Bring it on! But if you’re going to aim your arrows at me and my perfectly rational hatred of infinity scarves and fear of opening lethal cans of bake-at-home biscuit dough, you better remember these two things: First, I get to counter-roast. Second, the entire event will be vegan. And that is why it is called The Vegan Roast.
Which brings us to today’s topic. A few months ago I wrote “Meat Me Halfway: Veganism and the Nonprofit Sector (aka, Worst. NAF Post. Ever).” This was my most controversial blog post yet. However, it sparked great conversations, with thoughtful arguments and counter-arguments, and we need to have more of that. So this post is a follow up, nudged by my colleague Tomomi Summers. Please take several deep breaths.Continue reading “An argument for nonprofit events to be vegan”
Hi everyone, this week is Valentine’s Day, arguably the most annoying and stressed-filled day ever. I like it as much as I like infinity scarves. But at least we have #NonprofitPickupLines on Twitter. Go make that trend again. “Hey there, is your nickname Cash-Flow Issues? Because you’re constantly on my mind.”
Valentine’s Day, however, is a great time to talk about relationships. Namely, the philosophy that everything is based on relationships. Fundraising is about developing, maintaining, and strengthening relationships with donors. Hiring is often about who you are connected to. “Remember,” we are often told, and we often tell others, “it’s not about what you know, but about who you know.” In this blog post, written six years ago, I explain that “85% of 95% of grants is 90% relationship building” (Let’s just say math is not my strongest suit).Continue reading “The problem with everything being all about relationships”
Hi everyone. Quick announcement before we launch into today’s post. The Peery Foundation, whose CEO Jessamyn Shams-Lau and I co-authored the book Unicorns Unite (along with the amazing Jane Leu of Smarter Good), is having an Ask Me Anything on 2/14 at 11am Pacific time. They’re trying to “pull back the curtain on foundation decision-making. No question is off-limits and our host’s favorite question will win a box of chocolates.” Find out how philanthropy sausage is made.
Also, I’m on a webinar on 2/5 at 9:30am PST, called “Fundraising from a Different Point of Vu.”
I’ve been meaning to write about this topic for a while.

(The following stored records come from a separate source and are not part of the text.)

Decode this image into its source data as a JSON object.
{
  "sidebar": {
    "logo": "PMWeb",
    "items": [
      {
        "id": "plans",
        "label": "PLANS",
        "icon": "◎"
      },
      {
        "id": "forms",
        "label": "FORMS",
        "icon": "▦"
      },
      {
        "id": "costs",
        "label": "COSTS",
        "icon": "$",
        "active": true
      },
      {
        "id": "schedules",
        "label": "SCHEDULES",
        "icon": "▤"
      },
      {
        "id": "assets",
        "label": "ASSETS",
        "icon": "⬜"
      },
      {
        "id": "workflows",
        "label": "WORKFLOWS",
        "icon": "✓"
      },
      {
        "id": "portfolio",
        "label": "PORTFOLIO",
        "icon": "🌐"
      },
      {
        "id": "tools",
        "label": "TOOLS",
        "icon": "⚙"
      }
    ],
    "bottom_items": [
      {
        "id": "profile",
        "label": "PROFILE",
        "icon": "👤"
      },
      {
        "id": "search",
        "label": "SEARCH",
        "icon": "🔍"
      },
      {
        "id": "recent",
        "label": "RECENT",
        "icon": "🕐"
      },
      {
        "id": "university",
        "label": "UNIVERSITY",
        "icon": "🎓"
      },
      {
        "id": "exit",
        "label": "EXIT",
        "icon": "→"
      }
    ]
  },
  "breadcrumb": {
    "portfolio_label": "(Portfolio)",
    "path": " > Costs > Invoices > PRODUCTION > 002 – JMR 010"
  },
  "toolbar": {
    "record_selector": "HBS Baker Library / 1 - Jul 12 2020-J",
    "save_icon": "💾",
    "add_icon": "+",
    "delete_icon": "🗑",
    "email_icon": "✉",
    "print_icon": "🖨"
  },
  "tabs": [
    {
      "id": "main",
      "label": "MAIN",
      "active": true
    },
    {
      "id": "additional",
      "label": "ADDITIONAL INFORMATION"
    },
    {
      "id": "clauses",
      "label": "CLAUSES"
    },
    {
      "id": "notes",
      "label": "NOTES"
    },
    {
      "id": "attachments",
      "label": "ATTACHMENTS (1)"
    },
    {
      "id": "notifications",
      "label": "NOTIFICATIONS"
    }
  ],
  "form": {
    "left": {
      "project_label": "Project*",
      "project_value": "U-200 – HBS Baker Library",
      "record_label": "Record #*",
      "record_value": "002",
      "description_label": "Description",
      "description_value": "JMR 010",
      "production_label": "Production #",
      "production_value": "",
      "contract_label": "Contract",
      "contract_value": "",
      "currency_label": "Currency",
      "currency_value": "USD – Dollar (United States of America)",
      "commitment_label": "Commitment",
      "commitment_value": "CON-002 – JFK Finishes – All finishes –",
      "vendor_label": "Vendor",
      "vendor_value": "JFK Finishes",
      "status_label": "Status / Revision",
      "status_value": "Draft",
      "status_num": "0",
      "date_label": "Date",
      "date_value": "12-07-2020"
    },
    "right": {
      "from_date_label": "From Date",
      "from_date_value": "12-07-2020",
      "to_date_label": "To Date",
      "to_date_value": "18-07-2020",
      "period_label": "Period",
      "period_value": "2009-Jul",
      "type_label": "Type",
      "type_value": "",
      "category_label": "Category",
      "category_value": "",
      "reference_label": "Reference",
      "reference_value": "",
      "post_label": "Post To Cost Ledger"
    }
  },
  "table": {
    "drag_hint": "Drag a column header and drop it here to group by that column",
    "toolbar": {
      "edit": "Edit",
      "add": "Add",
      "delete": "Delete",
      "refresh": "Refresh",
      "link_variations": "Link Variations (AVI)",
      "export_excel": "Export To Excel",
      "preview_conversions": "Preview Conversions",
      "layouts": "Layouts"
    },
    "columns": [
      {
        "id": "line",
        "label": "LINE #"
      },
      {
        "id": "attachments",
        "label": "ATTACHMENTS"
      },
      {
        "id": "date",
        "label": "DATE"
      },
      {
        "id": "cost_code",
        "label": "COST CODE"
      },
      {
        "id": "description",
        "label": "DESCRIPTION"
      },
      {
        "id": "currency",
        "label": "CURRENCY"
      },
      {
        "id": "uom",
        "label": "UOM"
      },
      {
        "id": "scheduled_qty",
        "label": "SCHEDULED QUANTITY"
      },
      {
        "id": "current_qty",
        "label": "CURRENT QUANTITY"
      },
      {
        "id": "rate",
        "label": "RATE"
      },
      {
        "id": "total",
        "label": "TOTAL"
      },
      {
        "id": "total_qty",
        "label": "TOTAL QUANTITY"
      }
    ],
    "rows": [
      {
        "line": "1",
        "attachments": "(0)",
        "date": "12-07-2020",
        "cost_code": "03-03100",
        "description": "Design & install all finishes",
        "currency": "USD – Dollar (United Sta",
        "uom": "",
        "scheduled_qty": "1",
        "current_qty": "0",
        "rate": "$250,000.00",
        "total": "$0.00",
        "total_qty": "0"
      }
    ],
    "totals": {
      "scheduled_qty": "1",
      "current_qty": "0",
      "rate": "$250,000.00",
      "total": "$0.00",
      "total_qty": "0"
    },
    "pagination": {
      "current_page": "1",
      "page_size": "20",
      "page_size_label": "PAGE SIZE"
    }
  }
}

Thanks to colleague Theresa Meyers, Chief of Staff at DC Central Kitchen, for bringing this back to my attention. Every once a while, we nonprofits get requests from students, usually from a nonprofit management program. The requests often go like this,
“Hi, I am a student at so-and-so college. I am taking a course on organizational development this quarter. Part of our curriculum is to interview several leaders at a nonprofit, and then develop a series of recommendations on how your organization can improve. May I interview you and your team? This project is due next Friday. Thank you for your time.”Continue reading “Guidelines for higher education programs that require students to do special projects with nonprofits”
Hi everyone. Happy Lunar New Year. If 2020 has sucked for you so far, you have a fresh new start. May the Year of the Rat bring you joy, love, good health, multi-year general operating funds, and Oxford Commas.
Last week, I wrote “It’s 2020. Be bold or get the hell out of the way.” Our sector’s addiction to intellectualizing, equivocating, risk-avoiding, and time-wasting is lethal, and there are few places where this is more present than within philanthropy. Because of power dynamics, these philosophies and practices get passed down to nonprofits, rendering us all less effective, leading to the continuation of injustice. We need philanthropy to be bold.
Which is why I am so grateful that the Headwaters Foundation, Robert Sterling Clark Foundation, and The Whitman Institute just launched the Trust-Based Philanthropy Project, “a five-year, peer-to-peer funder initiative with the goal of bringing greater vulnerability, transparency, and humility to philanthropy.”Continue reading “Trust-Based Philanthropy: Imagining better, more effective partnerships between funders and nonprofits”